One of my favorite colors is lime green. My parents allowed me to choose the paint color in my bedroom when I was four – I chose lime green. Lime green Skittles were my favorite until they foolheartedly changed that flavor to a sickly apple green (I sent them a strongly worded email voicing my displeasure). Perhaps most important of all, my dad once owned a Grabber Lime 1971 Mustang Mach 1 that initiated a fascination with that combination of color and model that continues today. All of these things caught up with me on October 10th, when I saw this Grabber Lime Ecoboost Mustang on a dealer lot in Northern Michigan.
Grabber Lime is a one-year color – it has been cancelled for 2021. Therefore, the date I mentioned above is of paramount importance to my not-that-interesting tale. I decided that I wanted a Grabber Lime Mustang with one option – the “Black Accent Package,” which includes blacked out trim and wheels. A modern car comes with more than I need anyway.
Next, I visited Ford’s website to spec out that particular model, and followed it up with a message to a large Ford dealership in Ann Arbor, and a dealer more local to me. Only Ann Arbor responded, but they informed me that the order bank had closed for 2020, and it would be basically impossible to trade for a car such as the one I wanted. And that was that.
I know I would have liked the car itself – my mom and dad currently drive a 2018 Ecoboost Premium in black that they’ve let me drive several times.
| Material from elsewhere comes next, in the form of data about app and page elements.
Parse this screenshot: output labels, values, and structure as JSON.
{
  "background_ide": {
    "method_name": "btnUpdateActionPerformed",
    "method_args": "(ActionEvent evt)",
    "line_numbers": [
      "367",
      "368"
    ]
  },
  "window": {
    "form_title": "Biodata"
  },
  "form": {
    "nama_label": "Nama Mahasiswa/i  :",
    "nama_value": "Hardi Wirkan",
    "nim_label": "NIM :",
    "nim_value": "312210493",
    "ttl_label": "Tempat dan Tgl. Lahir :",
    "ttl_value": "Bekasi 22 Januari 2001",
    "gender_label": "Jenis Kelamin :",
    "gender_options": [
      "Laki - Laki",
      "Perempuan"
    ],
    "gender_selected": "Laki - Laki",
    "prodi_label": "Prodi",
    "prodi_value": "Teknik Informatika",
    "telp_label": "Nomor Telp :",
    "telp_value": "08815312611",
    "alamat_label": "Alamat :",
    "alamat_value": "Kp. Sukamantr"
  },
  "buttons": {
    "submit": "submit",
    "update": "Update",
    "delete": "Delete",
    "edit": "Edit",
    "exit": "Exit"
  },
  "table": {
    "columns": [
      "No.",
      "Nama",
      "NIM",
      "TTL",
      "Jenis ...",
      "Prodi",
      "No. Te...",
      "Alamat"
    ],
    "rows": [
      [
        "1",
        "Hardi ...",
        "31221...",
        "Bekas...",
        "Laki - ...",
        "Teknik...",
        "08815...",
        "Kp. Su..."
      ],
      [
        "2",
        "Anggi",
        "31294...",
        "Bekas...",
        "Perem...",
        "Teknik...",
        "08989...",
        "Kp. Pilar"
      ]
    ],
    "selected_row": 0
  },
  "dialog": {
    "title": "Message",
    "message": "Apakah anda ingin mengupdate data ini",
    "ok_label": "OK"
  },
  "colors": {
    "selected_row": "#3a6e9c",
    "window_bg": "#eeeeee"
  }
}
Dad hasn’t been without a Mustang in his name since he was 20 or so.
This is Dad with his Mach 1, cutting a period-stylish figure. The Mustang was a 351 Cleveland four-barrel car, and anyone who appreciates big Mustangs can see why I fell in love with pictures of it at a young age. Unfortunately, Dad traded it in on a ’74 Gran Torino Elite a couple years before I was born.
Digression about a strange coincidence: Dad’s Mustang almost certainly met its fate in the early 1980s at the hands of my wife’s stepfather of all people, who owned a rusty lime green Mach 1 while he was in high school near where we live. He said it was a 351 four-barrel, and he grenaded the engine. By that time, it had developed some significant natural body ventilation.
Here are my mom and my older cousin posing with the Mach 1 (with my uncle’s ’66 GTO in the background). My mom’s wearing a “Photographer Official 1968 Speedway” shirt from the Indy 500 – my grandpa was a loyal Indy Car fan, an amateur photographer, and an employee at the local newspaper; he attended the 500 most years and must have wrangled the shirt somehow. Mom, by the way, has her own Mustang history; in fact, I’ve been driving her old car for years.
Here’s the whole Mach 1 for good measure. My dad sometimes tells the story of driving the car to Florida in December 1972 for his and Mom’s honeymoon. He left his snow tires on the back, and someone down south complimented his “nice mudgrips.” He still gets a chuckle out of that one.
I hope you now can see why I was so tempted by a modern version of my dad’s old car. Here’s an example of what I was looking for in a new one (but this one’s an automatic that’s now sold). My dad would obviously have been happy with my new purchase had it happened, but all might be for the best anyway.
Around the same time that this Mustang business was going on, I had decided that I’m finally going to buy a ’63 or ’64 Riviera, price be damned (within reason). All this Mustang money would have interfered with what is really something I need to do; I’ve wanted an early Riv for almost 20 years and there’s no reason for me not to have one by now.
Therefore, I’ll keep commuting in my 2012 manual-transmission Focus SE, the only car I’ve bought new, pictured here when I bought it in November 2011. It’s fine. It only has 90,000 miles and gets 35+ miles per gallon, not to mention the fact that it’s bait for the salt anyway. Fans of this website will know that I have a seven antique car menagerie at my disposal for fun. Regardless, missing out on the Mustang hurts a little, as missed opportunities always do. If I’m lucky, my new old Riviera, wherever it is, will help alleviate the pain.